Additional weight bearing during exercise and estrogen in the rat: the effect on bone mass, turnover, and structure.Calcif Tissue Int. 2006 Dec; 79(6):404-15.CT
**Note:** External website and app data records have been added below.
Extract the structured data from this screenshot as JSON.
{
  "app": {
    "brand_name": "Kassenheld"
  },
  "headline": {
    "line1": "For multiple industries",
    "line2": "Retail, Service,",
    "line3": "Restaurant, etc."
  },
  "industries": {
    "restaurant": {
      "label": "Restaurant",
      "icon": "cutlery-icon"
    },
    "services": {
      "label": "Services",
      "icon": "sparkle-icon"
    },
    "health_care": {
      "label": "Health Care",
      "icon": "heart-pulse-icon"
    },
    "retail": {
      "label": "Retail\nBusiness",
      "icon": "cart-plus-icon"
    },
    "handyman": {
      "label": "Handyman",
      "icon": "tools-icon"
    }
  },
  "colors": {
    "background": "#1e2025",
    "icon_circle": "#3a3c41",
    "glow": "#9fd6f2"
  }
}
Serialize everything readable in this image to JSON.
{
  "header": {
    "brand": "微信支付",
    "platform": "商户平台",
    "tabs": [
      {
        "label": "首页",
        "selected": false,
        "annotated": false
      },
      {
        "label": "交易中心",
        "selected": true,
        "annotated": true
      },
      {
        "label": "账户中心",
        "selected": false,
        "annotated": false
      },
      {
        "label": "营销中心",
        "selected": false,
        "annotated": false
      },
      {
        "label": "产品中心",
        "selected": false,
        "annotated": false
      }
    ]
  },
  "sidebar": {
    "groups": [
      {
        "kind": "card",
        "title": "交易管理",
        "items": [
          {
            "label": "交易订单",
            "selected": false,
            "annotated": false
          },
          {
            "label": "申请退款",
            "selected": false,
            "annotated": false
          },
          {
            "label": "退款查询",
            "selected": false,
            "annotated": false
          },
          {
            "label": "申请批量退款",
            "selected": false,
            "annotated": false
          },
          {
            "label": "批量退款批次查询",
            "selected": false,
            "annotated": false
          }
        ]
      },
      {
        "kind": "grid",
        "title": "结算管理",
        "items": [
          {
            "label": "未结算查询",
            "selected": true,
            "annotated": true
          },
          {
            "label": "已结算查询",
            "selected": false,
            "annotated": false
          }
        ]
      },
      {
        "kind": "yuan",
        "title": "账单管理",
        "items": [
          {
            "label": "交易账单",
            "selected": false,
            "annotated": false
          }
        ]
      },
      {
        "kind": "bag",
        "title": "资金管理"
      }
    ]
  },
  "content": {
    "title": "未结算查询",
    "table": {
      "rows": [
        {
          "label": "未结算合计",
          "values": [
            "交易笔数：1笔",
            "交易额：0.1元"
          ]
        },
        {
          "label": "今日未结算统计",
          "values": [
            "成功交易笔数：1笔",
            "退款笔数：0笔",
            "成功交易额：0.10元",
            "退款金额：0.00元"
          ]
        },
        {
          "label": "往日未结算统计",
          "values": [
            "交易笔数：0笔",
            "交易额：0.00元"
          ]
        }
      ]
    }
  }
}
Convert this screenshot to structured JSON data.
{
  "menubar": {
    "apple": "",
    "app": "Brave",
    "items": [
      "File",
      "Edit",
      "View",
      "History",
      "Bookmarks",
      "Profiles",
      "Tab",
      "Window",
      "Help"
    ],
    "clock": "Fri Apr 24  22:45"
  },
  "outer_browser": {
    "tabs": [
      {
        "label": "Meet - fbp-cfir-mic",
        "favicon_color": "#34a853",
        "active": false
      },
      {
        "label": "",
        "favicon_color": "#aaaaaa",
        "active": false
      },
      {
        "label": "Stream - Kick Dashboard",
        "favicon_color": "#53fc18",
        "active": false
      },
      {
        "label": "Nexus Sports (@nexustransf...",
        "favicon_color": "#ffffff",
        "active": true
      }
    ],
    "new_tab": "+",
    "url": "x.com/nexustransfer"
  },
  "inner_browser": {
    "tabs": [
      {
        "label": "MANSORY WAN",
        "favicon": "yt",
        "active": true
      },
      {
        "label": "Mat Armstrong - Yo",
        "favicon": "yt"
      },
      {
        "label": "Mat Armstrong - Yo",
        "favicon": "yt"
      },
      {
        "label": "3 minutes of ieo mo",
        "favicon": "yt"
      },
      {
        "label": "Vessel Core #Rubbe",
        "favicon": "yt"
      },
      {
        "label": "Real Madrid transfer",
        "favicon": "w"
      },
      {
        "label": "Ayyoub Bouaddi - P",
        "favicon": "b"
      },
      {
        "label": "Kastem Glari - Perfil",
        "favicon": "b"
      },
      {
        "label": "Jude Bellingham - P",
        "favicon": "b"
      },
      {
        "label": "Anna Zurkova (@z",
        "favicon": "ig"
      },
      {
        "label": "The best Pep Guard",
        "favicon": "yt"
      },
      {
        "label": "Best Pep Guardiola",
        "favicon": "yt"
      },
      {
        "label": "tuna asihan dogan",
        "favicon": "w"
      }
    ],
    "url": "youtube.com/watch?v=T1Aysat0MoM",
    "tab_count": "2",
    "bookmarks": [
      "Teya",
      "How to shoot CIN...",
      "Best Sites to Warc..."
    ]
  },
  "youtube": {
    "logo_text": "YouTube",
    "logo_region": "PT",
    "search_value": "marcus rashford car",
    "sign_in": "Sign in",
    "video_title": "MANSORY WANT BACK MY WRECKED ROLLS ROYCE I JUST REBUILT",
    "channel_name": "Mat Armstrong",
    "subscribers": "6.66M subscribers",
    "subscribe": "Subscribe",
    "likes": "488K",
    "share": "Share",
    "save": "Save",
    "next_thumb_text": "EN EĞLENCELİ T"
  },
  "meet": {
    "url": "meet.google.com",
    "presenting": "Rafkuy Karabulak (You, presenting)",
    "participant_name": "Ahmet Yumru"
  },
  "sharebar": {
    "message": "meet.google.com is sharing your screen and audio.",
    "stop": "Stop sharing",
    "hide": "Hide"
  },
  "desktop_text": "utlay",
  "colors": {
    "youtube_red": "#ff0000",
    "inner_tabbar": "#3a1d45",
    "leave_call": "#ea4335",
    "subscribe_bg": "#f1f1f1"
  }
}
Mechanical loading and estrogen play important roles in bone homeostasis. The aim of this study was to evaluate the effects of mechanical loading on trabecular bone in the proximal femur of ovariectomized rats. We hypothesized that mechanical loading suppresses bone resorption and increases bone formation, which differs from the suppressive effects of estrogen on both resorption and formation. Furthermore, we expected to find changes in trabecular architecture elicited by the effects of mechanical loading and estrogen deficiency. Sixty female Wistar rats, 12 weeks old, were assigned to either the sedentary groups sham surgery (SED), ovariectomy (SED+OVX), and ovariectomy with estrogen replacement (SED+OVX+E2) or to the exercise groups EX, EX+OVX, EX+OVX+E2. Following ovariectomy, 5 microg 17beta-estradiol was given once weekly to the estrogen replacement groups. Exercise consisted of running with a backpack (load +/-20% of body weight) for 15 minutes/day, 5 days/week, for 19 weeks. Dual-energy X-ray absorptiometry (DXA) scans were performed before (T0), during (T6), and after (T19) the exercise period to obtain bone mineral content (BMC) and bone mineral density (BMD) data. After the exercise program, all rats were killed and right and left femora were dissected and prepared for micro-CT scanning and histomorphometric analysis of the proximal femoral metaphysis. After 19 weeks, increases in BMC (P = 0.010) and BMD (P = 0.031) were significant. At T19, mechanical loading had a significant effect on BMC (P = 0.025) and BMD (P = 0.010), and an interaction between mechanical loading and estrogen (P = 0.023) was observed. Bone volume and trabecular number decreased significantly after ovariectomy, while trabecular separation, mineralizing surface, bone formation rate, osteoclast surface, degree of anisotropy, and structure model index increased significantly after ovariectomy (P < 0.05). Trabecular bone turnover and structural parameters in the proximal femur were not affected by exercise. Estrogen deficiency resulted in a less dense and more oriented trabecular bone structure with increased marrow cavity and a decreased number of trabeculae. In conclusion, mechanical loading has beneficial effects on BMC and BMD of the ovariectomized rat. This indicates that the load in the backpack was high enough to elicit an osteogenic response sufficient to compensate for the ovariectomy-induced bone loss. The results confirm that estrogen suppresses both bone resorption and bone formation in the proximal metaphysis in the femoral head of our rat-with-backpack model. The effects of mechanical loading on the trabecular bone of the femoral head were not significant. This study suggests that the effect of mechanical loading in the rat-with-backpack model mainly occurs at cortical bone sites.